▸ **Work item**
The word to find is "note". State how many lines below contain it, giving only the number.

━━━━━━━━━━━━━━━━

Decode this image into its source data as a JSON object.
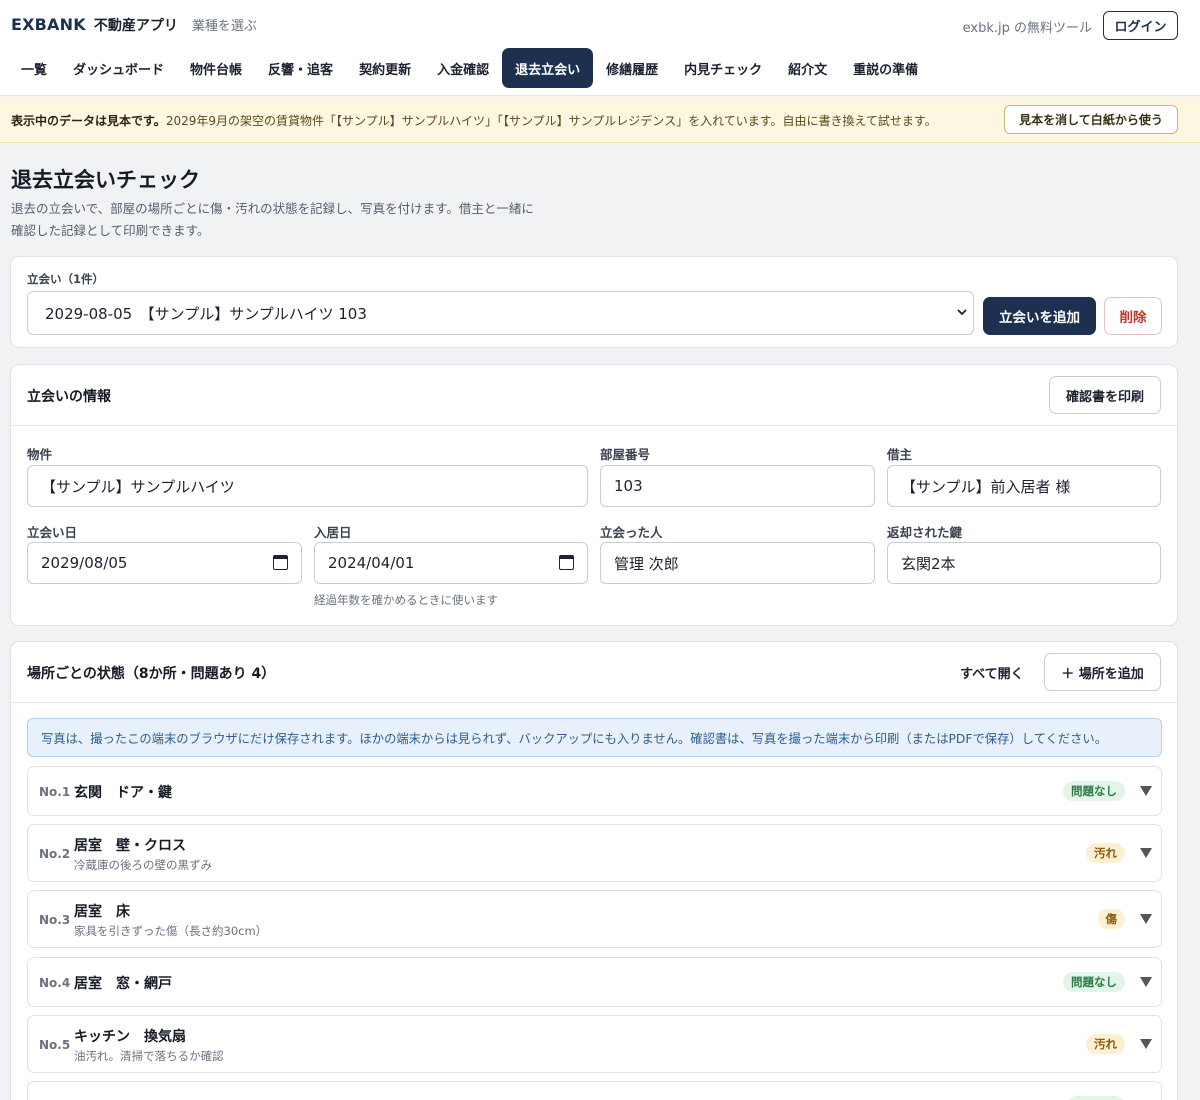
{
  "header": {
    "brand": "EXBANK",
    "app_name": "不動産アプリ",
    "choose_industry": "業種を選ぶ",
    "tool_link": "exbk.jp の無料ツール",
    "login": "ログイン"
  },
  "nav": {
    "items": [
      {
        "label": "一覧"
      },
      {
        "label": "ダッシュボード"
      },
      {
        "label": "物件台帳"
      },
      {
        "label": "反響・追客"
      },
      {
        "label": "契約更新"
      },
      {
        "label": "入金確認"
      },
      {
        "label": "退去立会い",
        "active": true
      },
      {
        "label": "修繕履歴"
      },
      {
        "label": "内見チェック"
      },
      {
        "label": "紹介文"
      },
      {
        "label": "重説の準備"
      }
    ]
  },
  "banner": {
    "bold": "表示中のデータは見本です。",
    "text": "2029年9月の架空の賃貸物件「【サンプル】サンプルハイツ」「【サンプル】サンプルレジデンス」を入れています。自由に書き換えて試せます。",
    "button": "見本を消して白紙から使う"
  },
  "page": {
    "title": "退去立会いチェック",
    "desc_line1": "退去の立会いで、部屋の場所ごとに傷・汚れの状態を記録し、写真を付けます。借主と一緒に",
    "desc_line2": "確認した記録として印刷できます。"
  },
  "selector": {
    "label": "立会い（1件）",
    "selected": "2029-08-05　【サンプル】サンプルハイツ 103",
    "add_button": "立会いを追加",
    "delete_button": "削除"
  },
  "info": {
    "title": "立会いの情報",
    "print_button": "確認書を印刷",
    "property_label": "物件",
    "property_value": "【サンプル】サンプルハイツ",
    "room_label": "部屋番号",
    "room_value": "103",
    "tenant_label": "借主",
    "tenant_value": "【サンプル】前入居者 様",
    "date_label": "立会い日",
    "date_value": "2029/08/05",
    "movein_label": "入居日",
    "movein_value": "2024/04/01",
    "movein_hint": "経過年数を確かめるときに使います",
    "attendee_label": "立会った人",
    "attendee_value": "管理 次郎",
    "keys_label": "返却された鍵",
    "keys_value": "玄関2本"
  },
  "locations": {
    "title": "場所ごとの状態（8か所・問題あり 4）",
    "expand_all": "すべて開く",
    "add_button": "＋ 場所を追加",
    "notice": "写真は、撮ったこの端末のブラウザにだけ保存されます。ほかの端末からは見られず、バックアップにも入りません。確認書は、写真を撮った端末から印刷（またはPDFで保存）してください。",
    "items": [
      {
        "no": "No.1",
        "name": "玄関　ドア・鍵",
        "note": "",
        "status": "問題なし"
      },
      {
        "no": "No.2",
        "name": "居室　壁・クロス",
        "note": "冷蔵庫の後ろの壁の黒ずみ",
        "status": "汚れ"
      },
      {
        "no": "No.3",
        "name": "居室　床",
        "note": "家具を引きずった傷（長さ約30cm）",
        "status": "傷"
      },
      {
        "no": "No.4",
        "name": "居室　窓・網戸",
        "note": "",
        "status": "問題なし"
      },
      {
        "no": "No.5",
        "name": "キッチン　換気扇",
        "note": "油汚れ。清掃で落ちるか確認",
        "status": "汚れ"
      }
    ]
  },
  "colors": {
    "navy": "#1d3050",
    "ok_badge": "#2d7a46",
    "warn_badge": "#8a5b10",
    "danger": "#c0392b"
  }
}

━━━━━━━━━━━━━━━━

▸ **Your response**
5